College of Public Health and Human Sciences nutrition students learned that the recipe for a healthy diet includes simple, economical and nutritious foods. Two groups of juniors and seniors toured Corvallis’ WinCo with Registered Dietitian Shari Steinbach, the Healthy Living Manager for Meijer, a Midwest supermarket chain in Grand Rapids, Mich. She shared her knowledge of consumer education with the groups as they walked through the store.
The students participated in the training as part of a Produce for Better Health grant, which is designed to prepare future nutrition experts to conduct their own tours for consumers as they make point-of-purchase decisions in the supermarket. Initially, the trained students will be giving tours to other students taking the HHS 231 Lifetime Fitness course. WinCo partnered with OSU Dietetics to allow students to train and give tours at the Walnut and Kings location.
“Ultimately the goal is to have the student-run Nutrition & Dietetics Club take over the program,” CPHHS Clinical Assistant Professor and Dietetic Program Director Neilann Horner says. “Tour messages will eventually be tailored to various audiences such as moms of preschool children, school-aged children and retirees. Point-of-purchase education is an important public health intervention that can support behavior change toward optimal health.”
As the group made its way through the various departments at WinCo, Shari gave them helpful tips and nutritional information, including:
- Five colors/five cups – colors that equate to nutrients are red, yellow/orange, green, blue/purple and white. Eat five cups of fruits and vegetables (two fruit, three vegetable) each day.
- Five ways to get fruits and vegetables – fresh, canned, frozen, dried and 100 percent fruit juice.
- Dressings – a variety of healthier versions are now available in refrigerator sections, including yogurt based options.
- Canned fruits and vegetables – these are a good, economical option. Nutrients are sealed in at time of canning, and they have a long shelf life.
- Frozen fruits and vegetables – another economical option, and nutrients remain because they are frozen right away. Good choice for out-of-season varieties. Good for one year if they remain frozen.
- Save even more – consumers can save money when they buy the store brand and shop in the bulk bin section.
At the end of each tour, students sampled foods that they may not have been familiar with. Edamame (soy beans), dried apricots, a 100 percent fruit juice blend of vegetables and fruits, frozen mango and garbanzo beans were passed around.
Lasting impressions for students
“It was more in depth than I thought it would be,” student Amanda Nash says. “The opportunities to bring real value to the grocery industry and consumers as a registered dietitian are much more substantial than I realized.”
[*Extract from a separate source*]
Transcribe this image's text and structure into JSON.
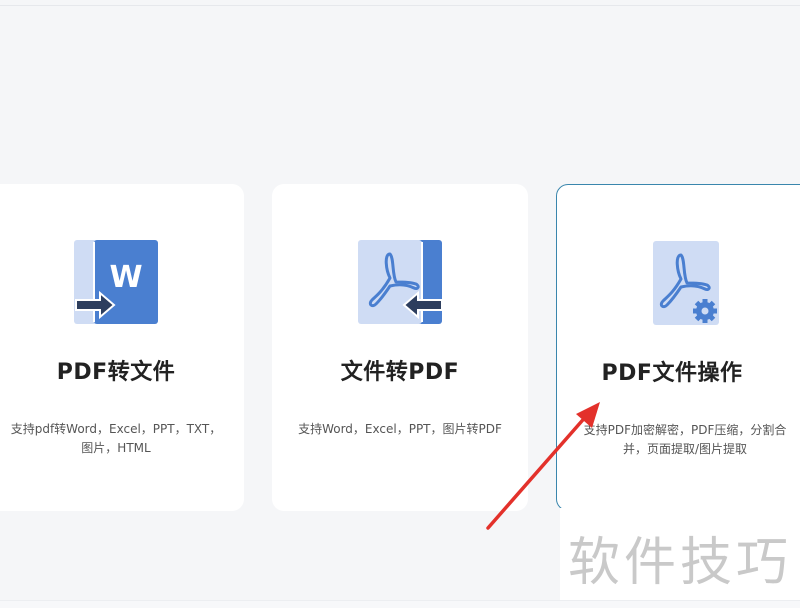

“Most people just need simple solutions to help them make healthier choices,” student Caroline Hansen says. “It doesn’t have to be complicated.”
Several other students found the key message that all foods can fit into a healthy diet to be refreshing. Most times they are overwhelmed with the typical lists of “don’t eat this.”
Preparing the next generation
“These tours help get our students’ skills up to where they are marketable professionals,” Neilann says. “The nutrition messaging here is inclusive and practical but requires a considerable amount of critical thinking as a professional.”
“People are choosing foods based on value judgements that are not necessarily related to the nutritional content. Some classroom facts about foods and their production are true but clinically irrelevant on the background of the typical American diet. ‘More matters’ is the main theme of this year’s tours aligned with the evidence that eating more fruits and vegetables of any kind has been associated with lower risk for many chronic diseases. Shari offered great perspective as she encouraged students to get in the practice of selling healthy solutions to the typical road blocks consumers face when tasked with putting together a meal.”
The grocery store trainings were just one of several events the college hosted related to the launch of the OSU Nutrition and Dietetics Service Learning Program. It also hosted several presentations for professional registered dietitians in Corvallis and community food leaders. Topics included the importance of collaboration between retail dietitians, health organizations, non-profits and media; the role of a registered dietitian nutritionist in a retail setting; and creating successful cooking demonstrations that support nutrition education.